Nevia Pavletic is a self-taught visual artist from Zagreb, Croatia, now based in Rockville, MD. As a young child, she identified as an artist, pursuing an artistic practice throughout her life before rigorously dedicating herself to this passion full time in 2015. Pavletic’s work draws on ideas of wholeness, harmony and balance within the grand cosmic experiment that is life. Inspired by metaphysical themes such as the passing of time, cycles of birth and death, and the nature of consciousness, her process is extremely intuitive, drawing on raw emotions of the present moment and emulating nature through an innate sense of texture, composition and color.

GALLERY REPRESENTATION

2017, Tappan Collective, Los Angeles 

 

PRESS

2017, NR Magazine (volume no. 4, RAW), artwork and written contribution

2017, Unconditional Magazine (issue no. 5), artwork feature

2017, Interview with Tatiana Farkas

2017, Interview with Sacred Kin

2016, Kinobi interview (online)

2016, AnyoneGirl; photographs, drawings, and written contribution


EDUCATION

2015, M.A., Anthropology, George Mason University
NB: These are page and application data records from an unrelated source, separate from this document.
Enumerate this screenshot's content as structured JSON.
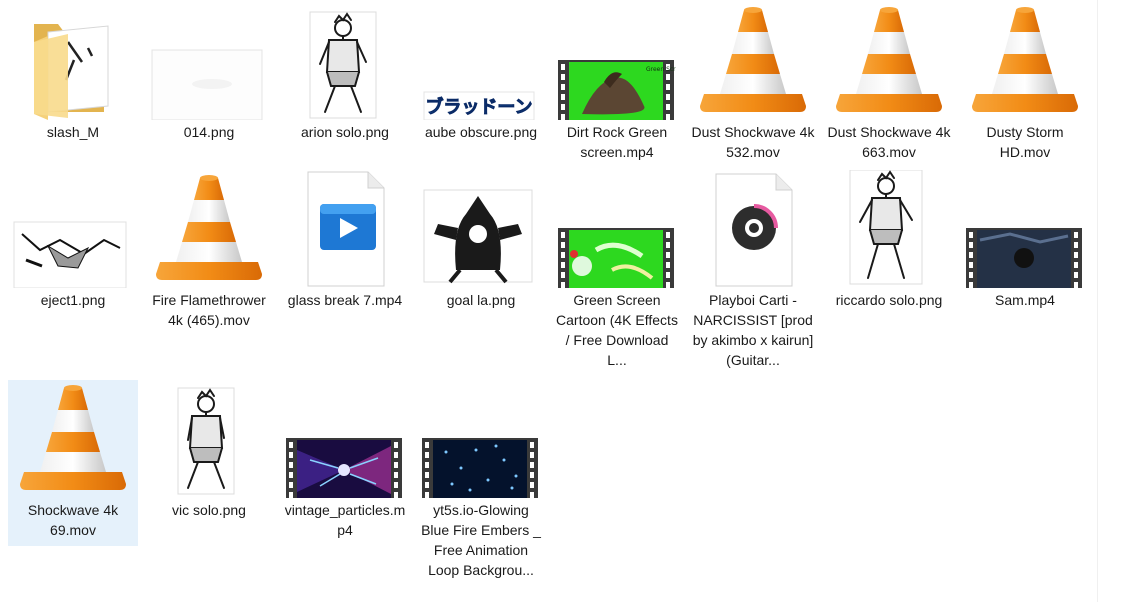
{
  "files": [
    {
      "name": "slash_M",
      "type": "folder"
    },
    {
      "name": "014.png",
      "type": "image-blank"
    },
    {
      "name": "arion solo.png",
      "type": "image-character"
    },
    {
      "name": "aube obscure.png",
      "type": "image-text-logo"
    },
    {
      "name": "Dirt Rock Green screen.mp4",
      "type": "video-green-dirt"
    },
    {
      "name": "Dust Shockwave 4k 532.mov",
      "type": "vlc"
    },
    {
      "name": "Dust Shockwave 4k 663.mov",
      "type": "vlc"
    },
    {
      "name": "Dusty Storm HD.mov",
      "type": "vlc"
    },
    {
      "name": "eject1.png",
      "type": "image-eject"
    },
    {
      "name": "Fire Flamethrower 4k (465).mov",
      "type": "vlc"
    },
    {
      "name": "glass break 7.mp4",
      "type": "media-player-doc"
    },
    {
      "name": "goal la.png",
      "type": "image-goal"
    },
    {
      "name": "Green Screen Cartoon (4K Effects / Free Download L...",
      "type": "video-green-cartoon"
    },
    {
      "name": "Playboi Carti - NARCISSIST [prod by akimbo x kairun] (Guitar...",
      "type": "audio-doc"
    },
    {
      "name": "riccardo solo.png",
      "type": "image-character"
    },
    {
      "name": "Sam.mp4",
      "type": "video-dark"
    },
    {
      "name": "Shockwave 4k 69.mov",
      "type": "vlc",
      "selected": true
    },
    {
      "name": "vic solo.png",
      "type": "image-character"
    },
    {
      "name": "vintage_particles.mp4",
      "type": "video-particles"
    },
    {
      "name": "yt5s.io-Glowing Blue Fire Embers _ Free Animation Loop Backgrou...",
      "type": "video-embers"
    }
  ],
  "colors": {
    "selection": "#e5f1fb",
    "vlc_orange": "#f08a1c",
    "folder_yellow": "#f5d17a",
    "green_screen": "#2dd81f"
  },
  "overlay_texts": {
    "aube_logo": "ブラッドーン",
    "green_screen_tag": "Green Scr"
  }
}
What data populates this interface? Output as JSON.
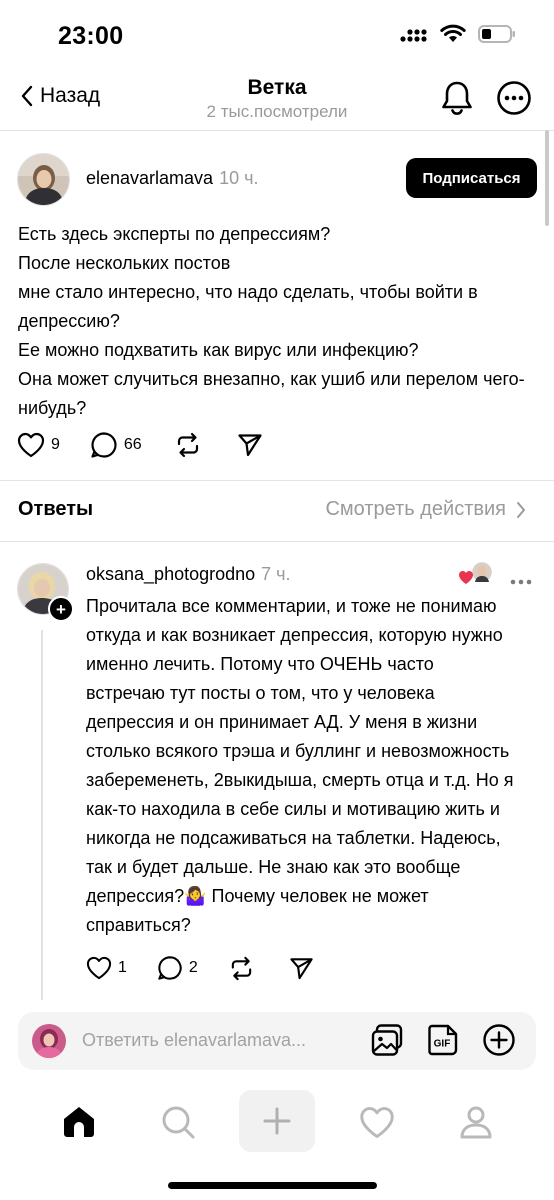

2009, B.A., Sociology, University of Maryland, College Park